[Start of Attachment]

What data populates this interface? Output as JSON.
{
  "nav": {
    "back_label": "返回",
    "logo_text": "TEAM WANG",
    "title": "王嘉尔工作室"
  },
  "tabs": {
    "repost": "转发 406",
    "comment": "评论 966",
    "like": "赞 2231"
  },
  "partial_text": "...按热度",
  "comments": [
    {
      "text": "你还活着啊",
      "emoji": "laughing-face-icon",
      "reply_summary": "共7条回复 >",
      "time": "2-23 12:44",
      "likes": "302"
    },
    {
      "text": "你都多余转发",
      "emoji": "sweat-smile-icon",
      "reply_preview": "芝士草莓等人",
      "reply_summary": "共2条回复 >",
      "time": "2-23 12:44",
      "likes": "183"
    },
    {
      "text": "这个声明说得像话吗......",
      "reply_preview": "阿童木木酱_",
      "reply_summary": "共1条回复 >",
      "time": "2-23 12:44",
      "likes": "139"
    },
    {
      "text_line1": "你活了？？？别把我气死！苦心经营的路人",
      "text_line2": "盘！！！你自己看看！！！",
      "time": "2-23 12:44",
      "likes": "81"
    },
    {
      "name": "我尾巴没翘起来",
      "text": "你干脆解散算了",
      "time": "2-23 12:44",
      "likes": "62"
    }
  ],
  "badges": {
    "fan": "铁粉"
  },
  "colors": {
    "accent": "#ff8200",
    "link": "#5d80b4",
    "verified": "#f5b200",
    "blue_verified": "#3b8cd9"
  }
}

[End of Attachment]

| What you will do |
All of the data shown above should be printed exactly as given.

| Exercise output |
What data populates this interface? Output as JSON.
{
  "nav": {
    "back_label": "返回",
    "logo_text": "TEAM WANG",
    "title": "王嘉尔工作室"
  },
  "tabs": {
    "repost": "转发 406",
    "comment": "评论 966",
    "like": "赞 2231"
  },
  "partial_text": "...按热度",
  "comments": [
    {
      "text": "你还活着啊",
      "emoji": "laughing-face-icon",
      "reply_summary": "共7条回复 >",
      "time": "2-23 12:44",
      "likes": "302"
    },
    {
      "text": "你都多余转发",
      "emoji": "sweat-smile-icon",
      "reply_preview": "芝士草莓等人",
      "reply_summary": "共2条回复 >",
      "time": "2-23 12:44",
      "likes": "183"
    },
    {
      "text": "这个声明说得像话吗......",
      "reply_preview": "阿童木木酱_",
      "reply_summary": "共1条回复 >",
      "time": "2-23 12:44",
      "likes": "139"
    },
    {
      "text_line1": "你活了？？？别把我气死！苦心经营的路人",
      "text_line2": "盘！！！你自己看看！！！",
      "time": "2-23 12:44",
      "likes": "81"
    },
    {
      "name": "我尾巴没翘起来",
      "text": "你干脆解散算了",
      "time": "2-23 12:44",
      "likes": "62"
    }
  ],
  "badges": {
    "fan": "铁粉"
  },
  "colors": {
    "accent": "#ff8200",
    "link": "#5d80b4",
    "verified": "#f5b200",
    "blue_verified": "#3b8cd9"
  }
}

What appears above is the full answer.